One is where there is implausibility of pretermination procedures, which is certainly not the case.
And Number Two, where there is necessity for quick action, and I think if there is an emergency situation, which we deny, because there was no prior violations or disciplinary procedures, that a suspension could be made with the opportunity to respond to the charges.
So therefore the two requirements in Parrott versus Taylor to dispose of any pretermination procedures will not be applicable herein.
The main thing that we need... basically is that we need clarity, that there has to be some... that public employers have to know what exactly the procedures are before they can terminate somebody.
As you know, the police know that they have to have probable cause.
They have to know that they give the Miranda warnings.
And so we need clarity.
I would also like to say that you can't really have due process on a case by case basis.
Mr. Wyman says, well, the greater the risk, the more the need for pretermination procedures.
You leave it up to the employer to determine whether or not there are risks involved.
There is no statutory right to grant pretermination procedures.
Well, this case there is a big risk so we have hearings.
This case we won't.
I think you need a statutory right that says you are going to give them notice, you are going to give them an opportunity to present witnesses, and have a decision by an impartial decision-maker, and also that you need a prompt procedure, it has to be held within 30 days, so not only the government can make its determination of whether or not they are going to have to hire somebody, but also the employer can get on with the rest of his life.
Chief Justice Warren E. Burger: Do you have anything further, Mr. Wyman?
ORAL ARGUMENT OF JAMES G. WYMAN, ESQ., ON BEHALF OF THE PETITIONERS IN NOS. 83-1362 AND 83-1363 AND RESPONDENTS IN NO. 83-6392
James G. Wyman: Yes, I do, Your Honor, a number of statements, possibly factual clarifications.
First of all, the liberty interest is not at issue here.
There are no facts in the complaint or the pleadings before this Court which would reflect that there was any communication of any of the allegations or the charges made by the board of education in regards to dishonesty.
In further way of clarification, Mr. Donnelly's initial hearing was well within the 30-day time limitation.
I think it is important for this Court to know that.
Very briefly, Mr. Fertel has chastised me possibly, and with all due respect to him, concerning the what-ifs and the fact that Mr. Loudermill would have in fact been fired even if we had had some sort of pretermination, but he has then gone on with a number of his own what-ifs, what if he loses his house, his wife, his children.

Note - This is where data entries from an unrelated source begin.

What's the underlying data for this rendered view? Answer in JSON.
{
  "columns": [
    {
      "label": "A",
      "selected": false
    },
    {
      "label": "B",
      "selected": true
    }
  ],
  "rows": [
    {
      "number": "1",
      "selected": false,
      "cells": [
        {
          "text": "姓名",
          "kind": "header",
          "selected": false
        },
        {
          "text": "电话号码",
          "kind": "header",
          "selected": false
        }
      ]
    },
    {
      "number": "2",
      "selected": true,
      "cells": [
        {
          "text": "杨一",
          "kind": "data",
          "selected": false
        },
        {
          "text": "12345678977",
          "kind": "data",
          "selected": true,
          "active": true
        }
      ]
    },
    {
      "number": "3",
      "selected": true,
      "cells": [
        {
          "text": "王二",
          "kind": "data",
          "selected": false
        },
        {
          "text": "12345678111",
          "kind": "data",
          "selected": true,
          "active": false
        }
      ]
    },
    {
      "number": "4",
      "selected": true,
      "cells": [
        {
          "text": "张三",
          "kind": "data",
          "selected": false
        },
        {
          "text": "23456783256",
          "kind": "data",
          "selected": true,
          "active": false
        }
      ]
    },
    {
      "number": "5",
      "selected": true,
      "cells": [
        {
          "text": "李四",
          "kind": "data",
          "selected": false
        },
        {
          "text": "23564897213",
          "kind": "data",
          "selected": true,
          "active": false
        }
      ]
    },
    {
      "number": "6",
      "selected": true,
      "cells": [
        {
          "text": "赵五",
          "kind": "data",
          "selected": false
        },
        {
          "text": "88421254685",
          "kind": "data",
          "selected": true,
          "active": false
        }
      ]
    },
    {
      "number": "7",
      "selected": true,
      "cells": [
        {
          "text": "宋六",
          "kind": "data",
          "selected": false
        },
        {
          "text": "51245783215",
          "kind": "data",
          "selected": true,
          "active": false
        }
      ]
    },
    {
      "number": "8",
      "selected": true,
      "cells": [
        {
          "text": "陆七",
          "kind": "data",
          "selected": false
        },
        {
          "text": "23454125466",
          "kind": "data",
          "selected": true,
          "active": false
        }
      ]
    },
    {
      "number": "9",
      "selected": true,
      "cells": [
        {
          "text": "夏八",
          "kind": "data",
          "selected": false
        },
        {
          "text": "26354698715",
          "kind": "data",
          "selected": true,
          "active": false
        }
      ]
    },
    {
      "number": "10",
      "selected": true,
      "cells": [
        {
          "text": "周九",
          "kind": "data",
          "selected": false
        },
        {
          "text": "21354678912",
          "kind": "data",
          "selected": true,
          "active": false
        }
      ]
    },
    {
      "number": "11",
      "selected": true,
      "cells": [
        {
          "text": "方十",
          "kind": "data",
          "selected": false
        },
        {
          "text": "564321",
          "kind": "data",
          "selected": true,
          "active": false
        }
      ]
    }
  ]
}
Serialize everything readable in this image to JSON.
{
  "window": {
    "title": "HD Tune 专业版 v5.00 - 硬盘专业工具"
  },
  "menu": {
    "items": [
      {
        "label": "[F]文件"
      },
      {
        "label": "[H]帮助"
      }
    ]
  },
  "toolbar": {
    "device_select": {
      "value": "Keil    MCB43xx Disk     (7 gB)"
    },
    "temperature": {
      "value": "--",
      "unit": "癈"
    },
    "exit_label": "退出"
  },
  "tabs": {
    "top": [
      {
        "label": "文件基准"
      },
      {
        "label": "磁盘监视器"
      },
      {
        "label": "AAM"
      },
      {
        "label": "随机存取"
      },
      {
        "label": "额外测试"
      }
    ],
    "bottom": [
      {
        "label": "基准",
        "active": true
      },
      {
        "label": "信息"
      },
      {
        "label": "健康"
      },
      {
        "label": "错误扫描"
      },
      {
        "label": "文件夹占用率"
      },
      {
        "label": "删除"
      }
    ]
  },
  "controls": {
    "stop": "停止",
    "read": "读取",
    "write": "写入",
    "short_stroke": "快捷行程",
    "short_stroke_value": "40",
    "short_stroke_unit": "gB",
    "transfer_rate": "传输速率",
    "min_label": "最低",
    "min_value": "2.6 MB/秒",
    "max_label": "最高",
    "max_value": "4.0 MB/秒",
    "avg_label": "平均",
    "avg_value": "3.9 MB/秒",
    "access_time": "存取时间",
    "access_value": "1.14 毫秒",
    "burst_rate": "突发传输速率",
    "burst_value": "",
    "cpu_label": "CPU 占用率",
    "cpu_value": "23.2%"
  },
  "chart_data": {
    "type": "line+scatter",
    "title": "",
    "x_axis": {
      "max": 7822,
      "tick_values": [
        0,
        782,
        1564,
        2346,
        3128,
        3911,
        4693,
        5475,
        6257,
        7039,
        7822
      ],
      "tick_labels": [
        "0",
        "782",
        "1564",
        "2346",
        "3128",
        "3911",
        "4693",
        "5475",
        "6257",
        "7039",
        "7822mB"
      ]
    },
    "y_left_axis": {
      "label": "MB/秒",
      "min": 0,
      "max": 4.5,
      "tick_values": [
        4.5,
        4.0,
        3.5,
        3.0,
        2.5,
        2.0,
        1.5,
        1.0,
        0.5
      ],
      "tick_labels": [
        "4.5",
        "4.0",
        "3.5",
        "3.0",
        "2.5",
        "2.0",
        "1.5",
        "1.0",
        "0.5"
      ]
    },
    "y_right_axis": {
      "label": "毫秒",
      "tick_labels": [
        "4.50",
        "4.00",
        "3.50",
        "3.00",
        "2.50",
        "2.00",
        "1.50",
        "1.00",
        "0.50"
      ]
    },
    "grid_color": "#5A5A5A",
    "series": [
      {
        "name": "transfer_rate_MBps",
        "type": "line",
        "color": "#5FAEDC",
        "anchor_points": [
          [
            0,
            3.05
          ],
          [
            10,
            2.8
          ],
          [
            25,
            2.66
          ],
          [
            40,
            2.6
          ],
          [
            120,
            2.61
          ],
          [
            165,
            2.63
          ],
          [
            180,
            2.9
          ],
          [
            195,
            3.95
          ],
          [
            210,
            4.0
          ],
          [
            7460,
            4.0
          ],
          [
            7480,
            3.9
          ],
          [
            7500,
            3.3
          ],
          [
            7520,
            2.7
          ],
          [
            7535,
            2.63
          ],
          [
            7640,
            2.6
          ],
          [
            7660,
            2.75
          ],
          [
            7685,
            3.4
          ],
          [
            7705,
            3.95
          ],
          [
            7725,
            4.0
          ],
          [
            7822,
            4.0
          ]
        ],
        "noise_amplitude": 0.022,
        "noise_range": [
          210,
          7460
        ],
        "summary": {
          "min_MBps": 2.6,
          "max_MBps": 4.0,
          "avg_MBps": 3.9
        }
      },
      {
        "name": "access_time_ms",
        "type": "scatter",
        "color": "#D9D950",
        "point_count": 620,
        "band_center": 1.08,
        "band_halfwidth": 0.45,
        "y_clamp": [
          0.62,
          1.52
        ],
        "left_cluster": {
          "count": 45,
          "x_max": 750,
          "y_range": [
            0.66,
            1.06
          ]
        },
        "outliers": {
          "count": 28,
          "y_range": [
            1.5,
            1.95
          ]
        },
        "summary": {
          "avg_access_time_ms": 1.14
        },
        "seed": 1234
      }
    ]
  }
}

I don't think that is valid for the Court to consider.
I don't think those facts are before it.
We have one issue before this Court, and that is due process, and what is fundamentally fair to the employees involved.
It must be kept in mind, and I would urge this Court to keep in mind the fact that the due process rights impact not only upon the governmental entity in this case but also upon those whom we serve, which are the pupils.
We are in the business of education, as I said before, and there are treatises out that consider us to be a nation at risk.
It is important for us to get on with the business of education, not with establishing elaborate routines and procedures for our employees.
That is taken care of under Ohio Revised Code 124.34.
It provides for due process hearings.
They are de novo hearings.
They are hearings that are by an objective board.
We feel they are appropriate underneath the Ohio Revised Code and the due process standards of the Fourteenth Amendment.
We respectfully request this Court to affirm the District Court's decisions of the dismissal, to reverse the Sixth Circuit in regards to the pretermination issue, to find that Ohio Revised Code Section 124.34 is in fact constitutional and adequately protects the rights of those that are affected.
The process that the respondents were due was given.
Chief Justice Warren E. Burger: Thank you, gentlemen.
The case is submitted.